_TASK REQUIREMENTS_
Every entry in this listing should be written out exactly.
______________________________
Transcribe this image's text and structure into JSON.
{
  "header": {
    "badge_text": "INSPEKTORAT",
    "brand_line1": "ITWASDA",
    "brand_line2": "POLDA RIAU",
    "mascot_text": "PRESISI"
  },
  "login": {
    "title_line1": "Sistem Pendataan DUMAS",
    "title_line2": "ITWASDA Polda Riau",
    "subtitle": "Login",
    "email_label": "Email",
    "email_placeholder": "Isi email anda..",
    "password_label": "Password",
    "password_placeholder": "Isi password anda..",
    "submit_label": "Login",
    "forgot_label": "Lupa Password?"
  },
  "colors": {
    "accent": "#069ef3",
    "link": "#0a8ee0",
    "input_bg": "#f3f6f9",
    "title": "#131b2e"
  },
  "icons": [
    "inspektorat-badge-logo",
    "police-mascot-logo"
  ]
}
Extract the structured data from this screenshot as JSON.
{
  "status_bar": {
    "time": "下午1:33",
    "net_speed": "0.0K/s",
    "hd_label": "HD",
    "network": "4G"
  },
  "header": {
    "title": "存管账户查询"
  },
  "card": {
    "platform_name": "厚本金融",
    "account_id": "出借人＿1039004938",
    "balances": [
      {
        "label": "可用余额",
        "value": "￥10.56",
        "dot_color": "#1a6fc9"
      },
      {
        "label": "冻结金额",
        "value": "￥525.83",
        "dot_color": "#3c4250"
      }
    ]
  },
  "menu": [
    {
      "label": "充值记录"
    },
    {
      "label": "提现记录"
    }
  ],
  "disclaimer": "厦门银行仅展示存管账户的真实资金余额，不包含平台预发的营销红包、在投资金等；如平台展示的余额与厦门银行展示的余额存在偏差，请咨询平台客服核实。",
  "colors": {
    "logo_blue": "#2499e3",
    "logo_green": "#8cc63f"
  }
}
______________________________
_PROBLEM SOLUTION_
Transcribe this image's text and structure into JSON.
{
  "header": {
    "badge_text": "INSPEKTORAT",
    "brand_line1": "ITWASDA",
    "brand_line2": "POLDA RIAU",
    "mascot_text": "PRESISI"
  },
  "login": {
    "title_line1": "Sistem Pendataan DUMAS",
    "title_line2": "ITWASDA Polda Riau",
    "subtitle": "Login",
    "email_label": "Email",
    "email_placeholder": "Isi email anda..",
    "password_label": "Password",
    "password_placeholder": "Isi password anda..",
    "submit_label": "Login",
    "forgot_label": "Lupa Password?"
  },
  "colors": {
    "accent": "#069ef3",
    "link": "#0a8ee0",
    "input_bg": "#f3f6f9",
    "title": "#131b2e"
  },
  "icons": [
    "inspektorat-badge-logo",
    "police-mascot-logo"
  ]
}
Extract the structured data from this screenshot as JSON.
{
  "status_bar": {
    "time": "下午1:33",
    "net_speed": "0.0K/s",
    "hd_label": "HD",
    "network": "4G"
  },
  "header": {
    "title": "存管账户查询"
  },
  "card": {
    "platform_name": "厚本金融",
    "account_id": "出借人＿1039004938",
    "balances": [
      {
        "label": "可用余额",
        "value": "￥10.56",
        "dot_color": "#1a6fc9"
      },
      {
        "label": "冻结金额",
        "value": "￥525.83",
        "dot_color": "#3c4250"
      }
    ]
  },
  "menu": [
    {
      "label": "充值记录"
    },
    {
      "label": "提现记录"
    }
  ],
  "disclaimer": "厦门银行仅展示存管账户的真实资金余额，不包含平台预发的营销红包、在投资金等；如平台展示的余额与厦门银行展示的余额存在偏差，请咨询平台客服核实。",
  "colors": {
    "logo_blue": "#2499e3",
    "logo_green": "#8cc63f"
  }
}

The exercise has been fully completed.